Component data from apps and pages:
-------------------------

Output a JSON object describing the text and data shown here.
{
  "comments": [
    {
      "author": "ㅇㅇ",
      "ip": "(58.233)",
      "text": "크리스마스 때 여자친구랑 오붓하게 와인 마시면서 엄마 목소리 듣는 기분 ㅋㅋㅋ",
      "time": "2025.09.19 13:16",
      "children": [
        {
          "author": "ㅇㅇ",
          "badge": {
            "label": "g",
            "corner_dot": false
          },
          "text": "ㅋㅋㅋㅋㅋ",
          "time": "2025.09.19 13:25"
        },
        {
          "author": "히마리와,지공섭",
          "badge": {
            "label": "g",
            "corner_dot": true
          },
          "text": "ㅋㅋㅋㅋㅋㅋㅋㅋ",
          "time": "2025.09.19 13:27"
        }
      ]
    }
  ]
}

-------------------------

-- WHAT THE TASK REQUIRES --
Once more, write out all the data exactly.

-- RESPONSE AREA --
Output a JSON object describing the text and data shown here.
{
  "comments": [
    {
      "author": "ㅇㅇ",
      "ip": "(58.233)",
      "text": "크리스마스 때 여자친구랑 오붓하게 와인 마시면서 엄마 목소리 듣는 기분 ㅋㅋㅋ",
      "time": "2025.09.19 13:16",
      "children": [
        {
          "author": "ㅇㅇ",
          "badge": {
            "label": "g",
            "corner_dot": false
          },
          "text": "ㅋㅋㅋㅋㅋ",
          "time": "2025.09.19 13:25"
        },
        {
          "author": "히마리와,지공섭",
          "badge": {
            "label": "g",
            "corner_dot": true
          },
          "text": "ㅋㅋㅋㅋㅋㅋㅋㅋ",
          "time": "2025.09.19 13:27"
        }
      ]
    }
  ]
}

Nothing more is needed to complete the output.